WHEN northern beaches media personality Gus Worland sweated it out at the Concept 42 Gym in Mona Vale this week it was about a lot more than losing some weight from 144kg frame.
Gus Worland sweats it out training at the Rats Shed. Picture; Monique Harmer.
WHEN northern beaches media personality Gus Worland sweated it out at the Concept 42 Gym in Mona Vale this week it was about a lot more than shedding some weight from 144kg frame.
He was working on his mental as well as physical health by joining up with the Rats Shed, an initiative designed to keep former rugby players socially engaged.
After a session under the guidance of gym owner and ex-NRL star Jason Death, the 20 or so retired players aged from 29 to 60 plus in various shapes and sizes hung around for a chat and a barbecue.
Gus Worland after his session at the Rats Shed. Picture: Monique Harmer.
“The benefits are incredible, most importantly is connection for blokes,” Worland said.
“Males in particular get more and more isolated, so to be able to come out and connect and have a bit of a laugh but to also have the physical side of it as well- that will do so much good for every single bloke who is here.
“That’s what we have to try and do more of, we have too much isolation especially once we get over the age of 40.”
And the statistics are damning, with mental health advocate Worland revealing that Australia loses six males a day to suicide.
“We have to do something about it, we have to change what it takes to be a man,” he said. “It is the No. 1 killer of men between 15 and 44 in this country.”
That is why programs like the Rats Shed are so important, especially with the well-publicised cases of high-profile sports stars struggling with mental health issues.
“So this just brings everyone together again and I’m going to be here all the time now,,” Worland said.
“And I’ve got a feeling that within a couple of years there be a bond between all these blokes that will be very hard to split.”
The Rats Shed was the brainchild of Warringah’s Shute Shield No. 8 Sam Ward who recognised that a big part of why he played footy was being able to hang out with his mates.

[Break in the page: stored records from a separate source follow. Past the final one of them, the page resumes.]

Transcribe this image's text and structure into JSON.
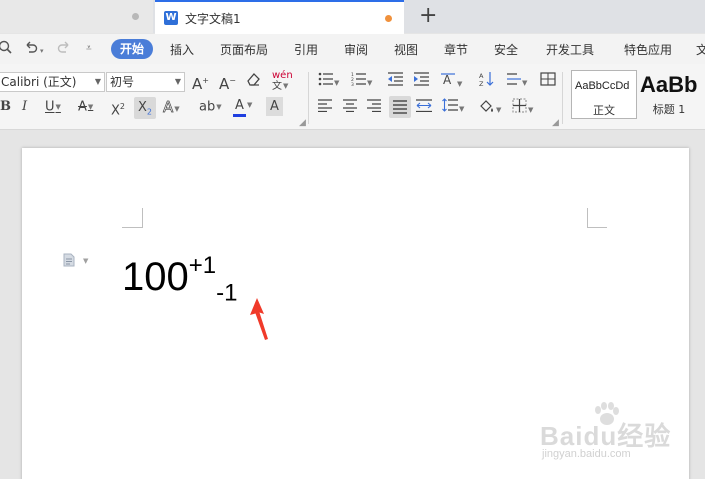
{
  "tabs": {
    "document_title": "文字文稿1",
    "app_icon_letter": "W",
    "new_tab_symbol": "+"
  },
  "menu": {
    "items": [
      "开始",
      "插入",
      "页面布局",
      "引用",
      "审阅",
      "视图",
      "章节",
      "安全",
      "开发工具",
      "特色应用",
      "文"
    ],
    "active": "开始"
  },
  "ribbon": {
    "font_name": "Calibri (正文)",
    "font_size": "初号",
    "styles": [
      {
        "preview": "AaBbCcDd",
        "label": "正文"
      },
      {
        "preview": "AaBb",
        "label": "标题 1"
      }
    ]
  },
  "document": {
    "base": "100",
    "superscript": "+1",
    "subscript": "-1"
  },
  "watermark": {
    "logo": "Baidu经验",
    "url": "jingyan.baidu.com"
  },
  "colors": {
    "accent": "#4a7dd8",
    "arrow": "#f03a2a",
    "font_color_bar": "#1f3fe0",
    "modified_dot": "#f0913c"
  }
}
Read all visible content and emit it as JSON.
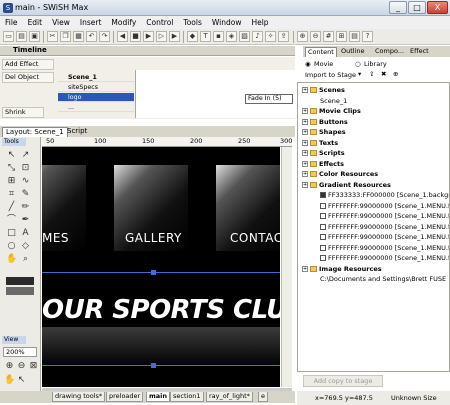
{
  "window": {
    "title": "main - SWiSH Max",
    "min": "_",
    "max": "□",
    "close": "X"
  },
  "menu": [
    "File",
    "Edit",
    "View",
    "Insert",
    "Modify",
    "Control",
    "Tools",
    "Window",
    "Help"
  ],
  "timeline": {
    "label": "Timeline",
    "add_effect": "Add Effect",
    "del_object": "Del Object",
    "shrink": "Shrink",
    "rows": [
      "Scene_1",
      "siteSpecs",
      "logo",
      "..."
    ],
    "fade_label": "Fade In (5)"
  },
  "layout": {
    "tab_active": "Layout: Scene_1",
    "tab_script": "Script",
    "ruler": [
      "50",
      "100",
      "150",
      "200",
      "250",
      "300"
    ],
    "tools_label": "Tools",
    "view_label": "View",
    "zoom": "200%",
    "nav_items": [
      "MES",
      "GALLERY",
      "CONTAC"
    ],
    "headline": "OUR SPORTS CLUB"
  },
  "bottom_tabs": [
    "drawing tools*",
    "preloader",
    "main",
    "section1",
    "ray_of_light*",
    "e"
  ],
  "right_panel": {
    "tabs": [
      "Content",
      "Outline",
      "Compo...",
      "Effect"
    ],
    "radio_movie": "Movie",
    "radio_library": "Library",
    "import": "Import to Stage",
    "tree": [
      {
        "label": "Scenes",
        "bold": true,
        "folder": true
      },
      {
        "label": "Scene_1",
        "bold": false,
        "indent": 1
      },
      {
        "label": "Movie Clips",
        "bold": true,
        "folder": true
      },
      {
        "label": "Buttons",
        "bold": true,
        "folder": true
      },
      {
        "label": "Shapes",
        "bold": true,
        "folder": true
      },
      {
        "label": "Texts",
        "bold": true,
        "folder": true
      },
      {
        "label": "Scripts",
        "bold": true,
        "folder": true
      },
      {
        "label": "Effects",
        "bold": true,
        "folder": true
      },
      {
        "label": "Color Resources",
        "bold": true,
        "folder": true
      },
      {
        "label": "Gradient Resources",
        "bold": true,
        "folder": true
      },
      {
        "label": "FF333333:FF000000 [Scene_1.backgr",
        "swatch": "#333333",
        "indent": 1
      },
      {
        "label": "FFFFFFFF:99000000 [Scene_1.MENU.f",
        "swatch": "#ffffff",
        "indent": 1
      },
      {
        "label": "FFFFFFFF:99000000 [Scene_1.MENU.f",
        "swatch": "#ffffff",
        "indent": 1
      },
      {
        "label": "FFFFFFFF:99000000 [Scene_1.MENU.f",
        "swatch": "#ffffff",
        "indent": 1
      },
      {
        "label": "FFFFFFFF:99000000 [Scene_1.MENU.f",
        "swatch": "#ffffff",
        "indent": 1
      },
      {
        "label": "FFFFFFFF:99000000 [Scene_1.MENU.f",
        "swatch": "#ffffff",
        "indent": 1
      },
      {
        "label": "FFFFFFFF:99000000 [Scene_1.MENU.f",
        "swatch": "#ffffff",
        "indent": 1
      },
      {
        "label": "Image Resources",
        "bold": true,
        "folder": true
      },
      {
        "label": "C:\\Documents and Settings\\Brett FUSE",
        "bold": false,
        "indent": 1
      }
    ],
    "copy_button": "Add copy to stage"
  },
  "status": {
    "coords": "x=769.5 y=487.5",
    "size": "Unknown Size"
  }
}
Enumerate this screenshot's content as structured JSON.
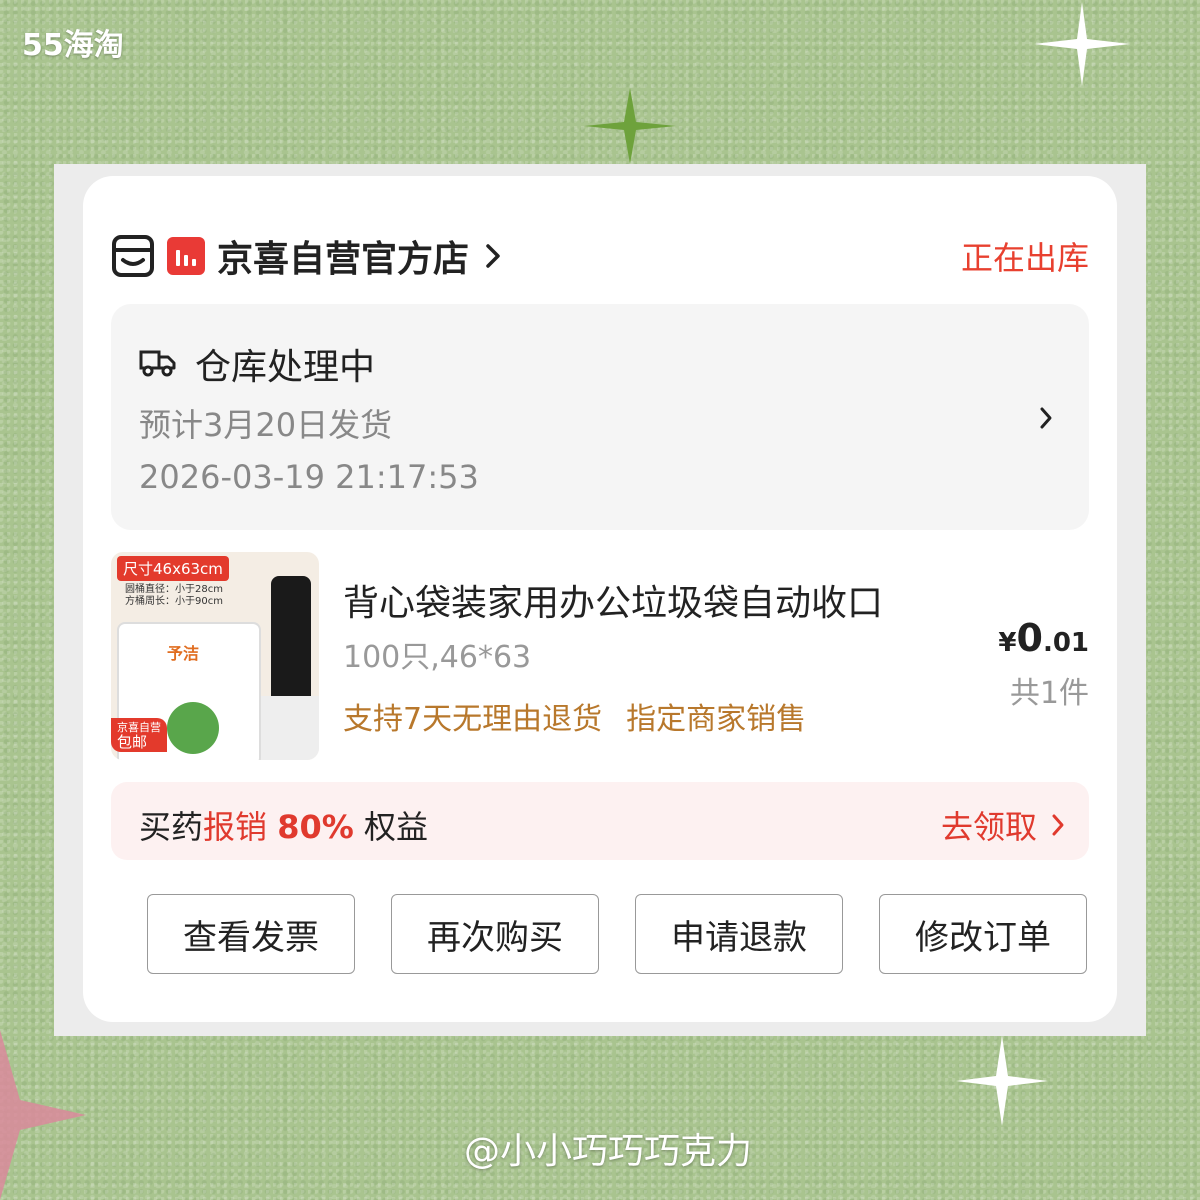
{
  "watermark": "55海淘",
  "credit": "@小小巧巧巧克力",
  "order": {
    "shop_name": "京喜自营官方店",
    "status": "正在出库",
    "logistics": {
      "title": "仓库处理中",
      "subtitle": "预计3月20日发货",
      "timestamp": "2026-03-19 21:17:53"
    },
    "product": {
      "title": "背心袋装家用办公垃圾袋自动收口",
      "spec": "100只,46*63",
      "tags": [
        "支持7天无理由退货",
        "指定商家销售"
      ],
      "price_currency": "¥",
      "price_int": "0",
      "price_dec": ".01",
      "quantity": "共1件",
      "thumb": {
        "size_tag": "尺寸46x63cm",
        "spec_line1": "圆桶直径：小于28cm",
        "spec_line2": "方桶周长：小于90cm",
        "brand": "予洁",
        "promo_line1": "京喜自营",
        "promo_line2": "包邮"
      }
    },
    "benefit": {
      "prefix": "买药",
      "highlight": "报销",
      "percent": "80%",
      "suffix": "权益",
      "action": "去领取"
    },
    "actions": [
      "查看发票",
      "再次购买",
      "申请退款",
      "修改订单"
    ]
  },
  "colors": {
    "accent_red": "#e8402f",
    "tag_brown": "#b8782c",
    "background_green": "#a9c48f"
  },
  "icons": [
    "store-icon",
    "jingxi-badge-icon",
    "chevron-right-icon",
    "truck-icon",
    "sparkle-icon"
  ]
}
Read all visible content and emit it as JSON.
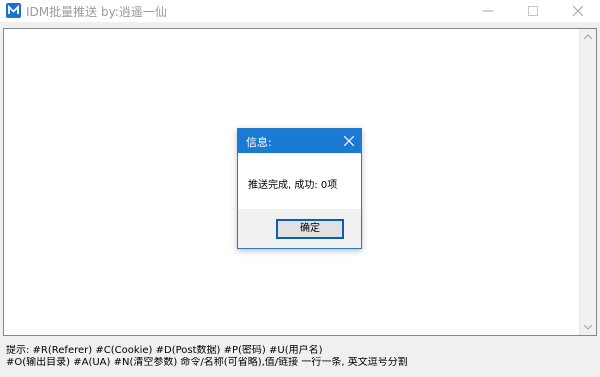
{
  "window": {
    "title": "IDM批量推送  by:逍遥一仙",
    "icon": "idm-app-icon",
    "controls": [
      "minimize-icon",
      "maximize-icon",
      "close-icon"
    ]
  },
  "editor": {
    "value": ""
  },
  "hints": {
    "line1": "提示: #R(Referer) #C(Cookie) #D(Post数据) #P(密码) #U(用户名)",
    "line2": "#O(输出目录) #A(UA) #N(清空参数) 命令/名称(可省略),值/链接 一行一条, 英文逗号分割"
  },
  "dialog": {
    "title": "信息:",
    "message": "推送完成, 成功: 0项",
    "ok_label": "确定"
  },
  "colors": {
    "accent": "#1a79d2",
    "button_border": "#0a5fb4"
  }
}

He also realised that after rugby players have spent so much time together they can struggle finding something to replace it when their careers are over.
“And I thought there was really nothing in the community that does this for ex-rugby players,” he said.
“So why not give them that team atmosphere we all like and providing the healthy alternative where everyone gets in and tries to work on their fitness a little bit.
‘I think there is nothing better than getting blokes together and trying to facilitate a time for them to talk about their feelings a little bit and provide an environment where they feel it is safe for them to feel and be comfortable to talk.’’
LESSONS FROM DEATH
THE former Raider, Cowboy, Warrior and Rabbitoh Death said he was one of those players who found themselves in a void when he finished his NRL career in 2004.
“I got a little bit of depression and your whole life changes,” he said.
“You have to think for yourself, you have to do things for yourself.
“When you are a professional sportsperson you get told where to be, what to do, what to wear
“It is all essentially laid out in front of you.”
Death admitted that it took him a couple of years to adjust to life after football.
“I’ve been through it all and now I am rebuilding,” he said. Former players hit their targets at the Concept 42 Gym.
And Death has seen the positive effect that the shed has been having.
As a result of attending one former player who had his own struggles has now joined the gym.
“He said ‘Doc’ (Death) you have saved my life,” he revealed.
Death said he would like to extend the shed to former NRL players.
“I’d like to help in any way I can,” he said.
As Worland said: “For me the most important thing is community, connecting and just being a bit vulnerable.”